With wind and PV growing to 80% of total power production in 2050, the study gives a lot of attention to how – and at what cost – the different regions can fill the gap when neither the wind nor the sun can meet the demand. What comes out is a combination of demand management (electric cars, for example, charging and discharging), import/export, short term storage (batteries and compressed air installations for example) and hydropower.
Figure: Simulation of power mix 2 weeks in January 2051 (Green:Stored electricity). Source: ADEME
But the main contribution is long-term storage, from «Power to Gas» to «Gas to Power». In other words, the «hidden potential» for storage revealed in the ADEME study is not batteries, but cheap methane produced in a process of mixing CO2 with hydrogen. The methane gas will then be stored, or be transported in the existing gas pipelines to a site for storage, and converted to peaking power during winter months. This hydrogen/methane route represents more than half of all storage solutions foreseen in the 100% renewable scenario, equal to close to 20 GW in 2050.
Illustration: «Power to Gas» and «Gas to Power». Source: DNV GL
It’s perhaps no coinsidence the French experts are so convinced by the methanisation way to storage. After all, the Sabatier reaction involving the reaction of hydrogen with carbon dioxide to produce methane and water was first discovered in France 100 years ago. The inventor was the French chemist Paul Sabatier.
Terje Osmundsen (@OsmundsenTerje) has been Senior Vice President of Norwegian independent solar power producer Scatec Solar since 2009. He is founder and former Editor-in-Chief of “Mandag Morgen” in Norway. He worked in management positions in various international companies, including Kværner, Saga Petroleum, Alcatel and has been advisor to the Norwegian government.

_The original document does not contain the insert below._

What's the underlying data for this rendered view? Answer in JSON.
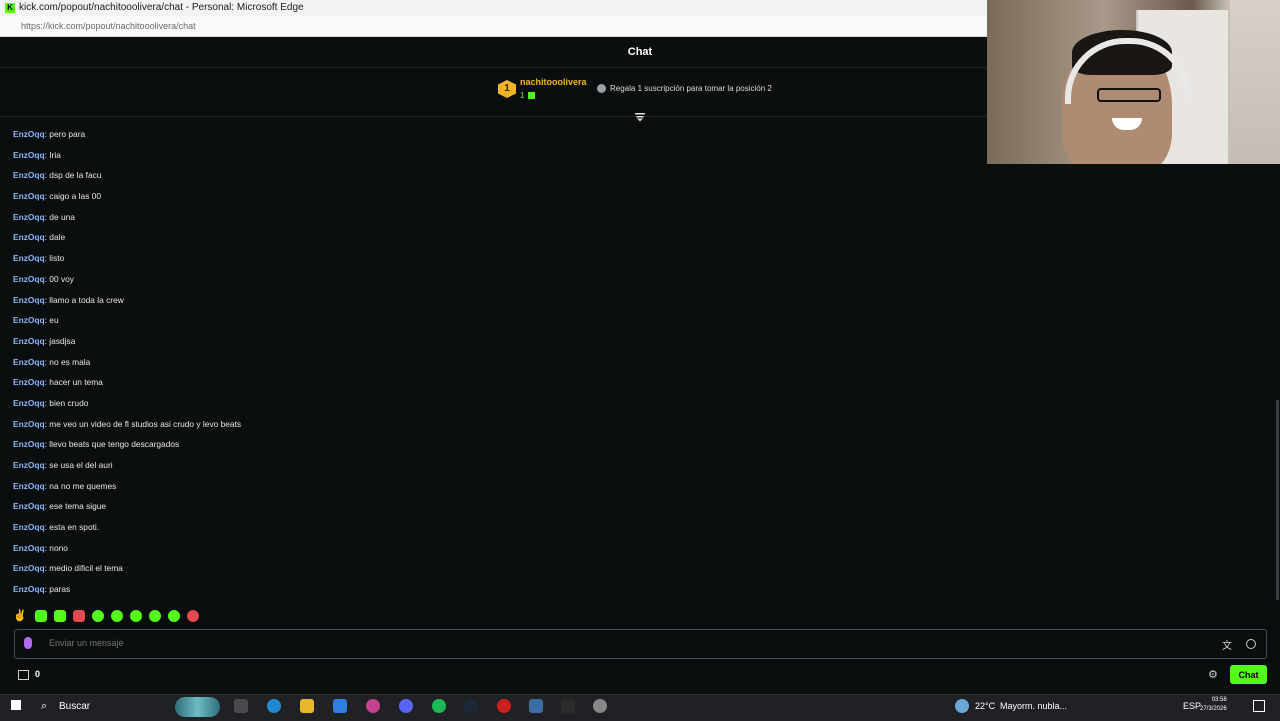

This article was first published on his blog on the website EnergiogKlima on 16 April and is reproduced here with permission.